According to Urso, “Ohio is poised to take action that will stop global warming and protect birds and our environment. With new leadership in Washington, this is a critical moment for our congressional delegation to take the lead. If we delay it will be even harder for our country to address our collective energy, economic and global warming challenges and to prevent the worst impacts from global warming.”
Species wintering farther north show need for policy change
A report released on Feb. 10, 2009, by the National Audubon Society documents a trend of northward and inland movement of North American birds over the past 40 years. The report provides powerful evidence that global warming is having a serious impact on natural systems.
The impacts, based on analyses of citizen-gathered data from the past 40 years of Audubon’s Christmas Bird Count (CBC) reveal that several bird species in Ohio are moving in a manner consistent with this trend.
For example, the wintering populations of the Eastern Towhee have shifted north by more than 200 miles and the Northern Pintail has shifted northward by more than 90 miles. U.S.-American Robin numbers wintering in Ohio have increased five-fold over the last 40 years, as part of a general increase and northward shift by the species over the whole continent.
According to noted bird expert, Kenn Kaufman, “Robins are extremely adaptable birds, and the fact that they’re shifting their range suggests that something big is going on. Birds that are less adaptable, and unable to shift to new habitats so quickly, are likely to be squeezed out by climate change.”
The national findings show that, among 305 bird species that winter widely on the continent, 58 percent shifted significantly north since 1968, some by hundreds of miles.
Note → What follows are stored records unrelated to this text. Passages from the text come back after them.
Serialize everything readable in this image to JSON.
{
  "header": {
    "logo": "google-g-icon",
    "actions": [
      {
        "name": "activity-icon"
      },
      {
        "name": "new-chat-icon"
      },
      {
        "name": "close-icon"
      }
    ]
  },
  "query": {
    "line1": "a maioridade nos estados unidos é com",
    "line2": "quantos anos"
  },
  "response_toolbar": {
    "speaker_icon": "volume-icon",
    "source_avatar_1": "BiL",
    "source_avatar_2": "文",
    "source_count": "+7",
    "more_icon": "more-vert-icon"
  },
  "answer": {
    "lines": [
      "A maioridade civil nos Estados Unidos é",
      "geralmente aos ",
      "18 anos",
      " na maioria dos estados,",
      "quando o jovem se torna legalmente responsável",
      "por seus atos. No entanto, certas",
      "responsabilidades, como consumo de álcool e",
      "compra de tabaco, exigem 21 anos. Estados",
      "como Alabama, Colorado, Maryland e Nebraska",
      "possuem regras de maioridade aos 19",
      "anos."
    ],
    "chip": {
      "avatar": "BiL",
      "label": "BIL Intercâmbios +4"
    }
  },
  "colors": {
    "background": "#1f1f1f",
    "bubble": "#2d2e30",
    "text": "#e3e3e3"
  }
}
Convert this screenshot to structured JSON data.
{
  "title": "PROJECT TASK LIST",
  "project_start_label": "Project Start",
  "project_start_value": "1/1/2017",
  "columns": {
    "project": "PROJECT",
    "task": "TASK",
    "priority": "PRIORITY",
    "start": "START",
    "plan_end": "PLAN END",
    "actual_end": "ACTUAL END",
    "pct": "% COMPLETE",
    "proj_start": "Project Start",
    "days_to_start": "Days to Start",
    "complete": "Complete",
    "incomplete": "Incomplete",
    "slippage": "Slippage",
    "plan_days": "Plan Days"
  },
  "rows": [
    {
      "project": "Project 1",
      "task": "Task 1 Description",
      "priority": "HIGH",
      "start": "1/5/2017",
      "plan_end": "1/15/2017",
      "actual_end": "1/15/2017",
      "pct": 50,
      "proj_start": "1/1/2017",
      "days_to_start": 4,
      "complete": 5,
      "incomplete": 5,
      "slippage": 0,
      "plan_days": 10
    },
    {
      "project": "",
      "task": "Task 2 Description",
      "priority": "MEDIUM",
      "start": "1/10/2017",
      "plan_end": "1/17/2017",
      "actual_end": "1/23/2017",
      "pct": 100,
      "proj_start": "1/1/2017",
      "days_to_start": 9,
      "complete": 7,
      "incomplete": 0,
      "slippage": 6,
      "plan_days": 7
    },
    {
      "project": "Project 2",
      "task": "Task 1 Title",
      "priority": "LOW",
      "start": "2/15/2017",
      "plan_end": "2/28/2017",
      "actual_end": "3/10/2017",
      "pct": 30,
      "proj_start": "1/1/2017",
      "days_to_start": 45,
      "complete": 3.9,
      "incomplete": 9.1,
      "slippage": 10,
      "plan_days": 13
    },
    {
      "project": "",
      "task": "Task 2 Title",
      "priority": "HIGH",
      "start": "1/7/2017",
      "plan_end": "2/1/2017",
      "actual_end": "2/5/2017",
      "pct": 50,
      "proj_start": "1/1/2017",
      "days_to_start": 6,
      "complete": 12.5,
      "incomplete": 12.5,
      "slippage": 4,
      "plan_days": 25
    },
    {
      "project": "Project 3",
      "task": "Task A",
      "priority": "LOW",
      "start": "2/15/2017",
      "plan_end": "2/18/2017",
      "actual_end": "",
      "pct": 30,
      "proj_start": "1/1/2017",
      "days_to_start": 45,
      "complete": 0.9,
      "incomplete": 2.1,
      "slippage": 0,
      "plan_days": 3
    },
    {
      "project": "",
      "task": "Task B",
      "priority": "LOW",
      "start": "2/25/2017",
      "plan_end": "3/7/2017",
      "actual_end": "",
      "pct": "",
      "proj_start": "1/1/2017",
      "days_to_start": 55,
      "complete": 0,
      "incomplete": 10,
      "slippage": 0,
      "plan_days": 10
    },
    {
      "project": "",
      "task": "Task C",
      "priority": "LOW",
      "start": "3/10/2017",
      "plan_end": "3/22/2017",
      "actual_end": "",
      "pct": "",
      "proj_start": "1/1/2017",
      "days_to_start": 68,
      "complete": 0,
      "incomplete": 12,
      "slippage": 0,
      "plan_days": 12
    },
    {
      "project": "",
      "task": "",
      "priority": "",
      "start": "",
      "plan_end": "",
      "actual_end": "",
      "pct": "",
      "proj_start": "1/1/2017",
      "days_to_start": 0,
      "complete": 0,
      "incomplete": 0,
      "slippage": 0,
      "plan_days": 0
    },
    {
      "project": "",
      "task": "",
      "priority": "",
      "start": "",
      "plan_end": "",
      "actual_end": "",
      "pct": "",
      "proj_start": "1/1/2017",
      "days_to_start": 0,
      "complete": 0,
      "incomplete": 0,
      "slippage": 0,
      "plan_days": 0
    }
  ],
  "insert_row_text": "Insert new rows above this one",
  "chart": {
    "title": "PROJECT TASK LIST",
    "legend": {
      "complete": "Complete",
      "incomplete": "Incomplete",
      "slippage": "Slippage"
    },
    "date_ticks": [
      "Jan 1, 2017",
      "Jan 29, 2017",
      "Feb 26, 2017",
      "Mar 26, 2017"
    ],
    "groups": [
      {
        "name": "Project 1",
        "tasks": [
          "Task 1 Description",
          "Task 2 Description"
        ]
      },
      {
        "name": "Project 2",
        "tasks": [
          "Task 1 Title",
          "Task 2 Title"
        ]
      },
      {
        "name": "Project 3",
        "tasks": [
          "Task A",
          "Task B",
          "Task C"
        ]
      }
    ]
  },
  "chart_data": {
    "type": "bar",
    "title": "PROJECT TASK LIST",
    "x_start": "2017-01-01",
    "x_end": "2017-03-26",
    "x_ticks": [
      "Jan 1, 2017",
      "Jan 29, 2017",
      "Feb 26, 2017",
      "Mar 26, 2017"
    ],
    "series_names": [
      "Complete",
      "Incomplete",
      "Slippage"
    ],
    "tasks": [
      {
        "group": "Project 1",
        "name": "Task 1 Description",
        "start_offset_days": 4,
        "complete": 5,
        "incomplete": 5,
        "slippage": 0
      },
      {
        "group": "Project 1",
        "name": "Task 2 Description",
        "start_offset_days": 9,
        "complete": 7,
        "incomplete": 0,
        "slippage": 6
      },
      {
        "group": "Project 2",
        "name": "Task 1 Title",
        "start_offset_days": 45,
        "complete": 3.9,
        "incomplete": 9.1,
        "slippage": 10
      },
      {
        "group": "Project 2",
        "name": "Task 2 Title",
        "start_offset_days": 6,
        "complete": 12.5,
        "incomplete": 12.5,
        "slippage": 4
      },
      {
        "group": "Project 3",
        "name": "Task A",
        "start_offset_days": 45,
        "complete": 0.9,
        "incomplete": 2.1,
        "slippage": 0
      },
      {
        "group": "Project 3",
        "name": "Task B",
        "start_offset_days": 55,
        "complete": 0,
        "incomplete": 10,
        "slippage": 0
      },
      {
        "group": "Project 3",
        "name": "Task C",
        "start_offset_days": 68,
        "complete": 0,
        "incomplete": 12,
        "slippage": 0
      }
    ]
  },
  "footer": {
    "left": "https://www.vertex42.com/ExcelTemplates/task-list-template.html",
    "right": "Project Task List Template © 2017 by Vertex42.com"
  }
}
Movement was detected among species of every type, including more than 70 percent of highly adaptable forest and feeder birds.
Only 38 percent of grassland species mirrored the trend, reflecting the constraints of their severely-depleted habitat and suggesting that they now face a double threat from the combined stresses of habitat loss and climate adaptation.
Population shifts among individual species are common, fluctuate, and can have many causes. However, Audubon scientists said the ongoing trend of movement by some 177 species—closely correlated to long-term winter temperature increases—revealed an undeniable link to the changing climate.
Audubon scientists say habitats already under siege from development, energy production and agricultural expansion and other human uses will require enhanced protection and restoration to sustain bird populations and provide ecological benefits essential to human health, economic prosperity and quality of life—the double-layered Wall being built to separate the United States from Mexico doesn’t help.
National Wildlife Federation spokesperson, Jim Wentz adds “Waterfowl managers are facing the loss of migration predictability. This affects hunting seasons, and habitat management.
The report comes as President Obama and U.S. Congressional leaders are calling for swift action to move the U.S. toward a clean energy economy. After years of relative inaction at the national level in the U.S, Congress and the Obama administration are poised to move forward with comprehensive global warming and energy legislation in 2009.
The full report, state-specific information, bird photos and multimedia can be found at www.Audubon.org. Audubon is also urging citizens to take action by signing a national petition demanding aggressive federal policy action at birdsandclimate.org